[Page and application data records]

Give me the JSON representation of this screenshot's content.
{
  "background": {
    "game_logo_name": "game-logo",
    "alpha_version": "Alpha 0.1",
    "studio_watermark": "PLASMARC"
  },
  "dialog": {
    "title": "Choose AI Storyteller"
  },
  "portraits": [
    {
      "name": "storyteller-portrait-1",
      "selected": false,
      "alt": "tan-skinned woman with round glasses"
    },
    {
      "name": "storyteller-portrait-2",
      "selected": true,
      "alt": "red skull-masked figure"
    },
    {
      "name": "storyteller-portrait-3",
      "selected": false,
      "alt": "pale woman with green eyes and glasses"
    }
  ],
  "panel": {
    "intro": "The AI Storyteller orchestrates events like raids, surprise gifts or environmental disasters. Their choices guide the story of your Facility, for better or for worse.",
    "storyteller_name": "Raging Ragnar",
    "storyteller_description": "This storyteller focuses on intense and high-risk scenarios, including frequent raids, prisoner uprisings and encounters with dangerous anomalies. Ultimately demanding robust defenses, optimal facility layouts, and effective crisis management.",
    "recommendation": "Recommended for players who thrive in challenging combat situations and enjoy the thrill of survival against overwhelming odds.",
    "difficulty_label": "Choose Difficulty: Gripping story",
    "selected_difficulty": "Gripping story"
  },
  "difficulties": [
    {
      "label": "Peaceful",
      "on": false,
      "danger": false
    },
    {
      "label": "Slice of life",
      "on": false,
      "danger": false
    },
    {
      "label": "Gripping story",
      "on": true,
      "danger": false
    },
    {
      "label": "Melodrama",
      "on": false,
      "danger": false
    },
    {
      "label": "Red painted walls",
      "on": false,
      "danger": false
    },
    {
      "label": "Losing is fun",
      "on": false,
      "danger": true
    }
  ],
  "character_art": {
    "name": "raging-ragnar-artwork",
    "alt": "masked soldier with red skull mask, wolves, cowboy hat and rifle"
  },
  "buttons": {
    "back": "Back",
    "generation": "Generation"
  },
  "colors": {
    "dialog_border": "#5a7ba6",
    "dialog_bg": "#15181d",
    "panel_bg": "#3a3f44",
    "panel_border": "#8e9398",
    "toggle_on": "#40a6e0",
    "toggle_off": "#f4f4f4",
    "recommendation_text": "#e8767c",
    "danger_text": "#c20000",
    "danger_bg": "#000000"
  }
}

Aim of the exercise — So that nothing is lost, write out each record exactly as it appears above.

Solution for this exercise —
Give me the JSON representation of this screenshot's content.
{
  "background": {
    "game_logo_name": "game-logo",
    "alpha_version": "Alpha 0.1",
    "studio_watermark": "PLASMARC"
  },
  "dialog": {
    "title": "Choose AI Storyteller"
  },
  "portraits": [
    {
      "name": "storyteller-portrait-1",
      "selected": false,
      "alt": "tan-skinned woman with round glasses"
    },
    {
      "name": "storyteller-portrait-2",
      "selected": true,
      "alt": "red skull-masked figure"
    },
    {
      "name": "storyteller-portrait-3",
      "selected": false,
      "alt": "pale woman with green eyes and glasses"
    }
  ],
  "panel": {
    "intro": "The AI Storyteller orchestrates events like raids, surprise gifts or environmental disasters. Their choices guide the story of your Facility, for better or for worse.",
    "storyteller_name": "Raging Ragnar",
    "storyteller_description": "This storyteller focuses on intense and high-risk scenarios, including frequent raids, prisoner uprisings and encounters with dangerous anomalies. Ultimately demanding robust defenses, optimal facility layouts, and effective crisis management.",
    "recommendation": "Recommended for players who thrive in challenging combat situations and enjoy the thrill of survival against overwhelming odds.",
    "difficulty_label": "Choose Difficulty: Gripping story",
    "selected_difficulty": "Gripping story"
  },
  "difficulties": [
    {
      "label": "Peaceful",
      "on": false,
      "danger": false
    },
    {
      "label": "Slice of life",
      "on": false,
      "danger": false
    },
    {
      "label": "Gripping story",
      "on": true,
      "danger": false
    },
    {
      "label": "Melodrama",
      "on": false,
      "danger": false
    },
    {
      "label": "Red painted walls",
      "on": false,
      "danger": false
    },
    {
      "label": "Losing is fun",
      "on": false,
      "danger": true
    }
  ],
  "character_art": {
    "name": "raging-ragnar-artwork",
    "alt": "masked soldier with red skull mask, wolves, cowboy hat and rifle"
  },
  "buttons": {
    "back": "Back",
    "generation": "Generation"
  },
  "colors": {
    "dialog_border": "#5a7ba6",
    "dialog_bg": "#15181d",
    "panel_bg": "#3a3f44",
    "panel_border": "#8e9398",
    "toggle_on": "#40a6e0",
    "toggle_off": "#f4f4f4",
    "recommendation_text": "#e8767c",
    "danger_text": "#c20000",
    "danger_bg": "#000000"
  }
}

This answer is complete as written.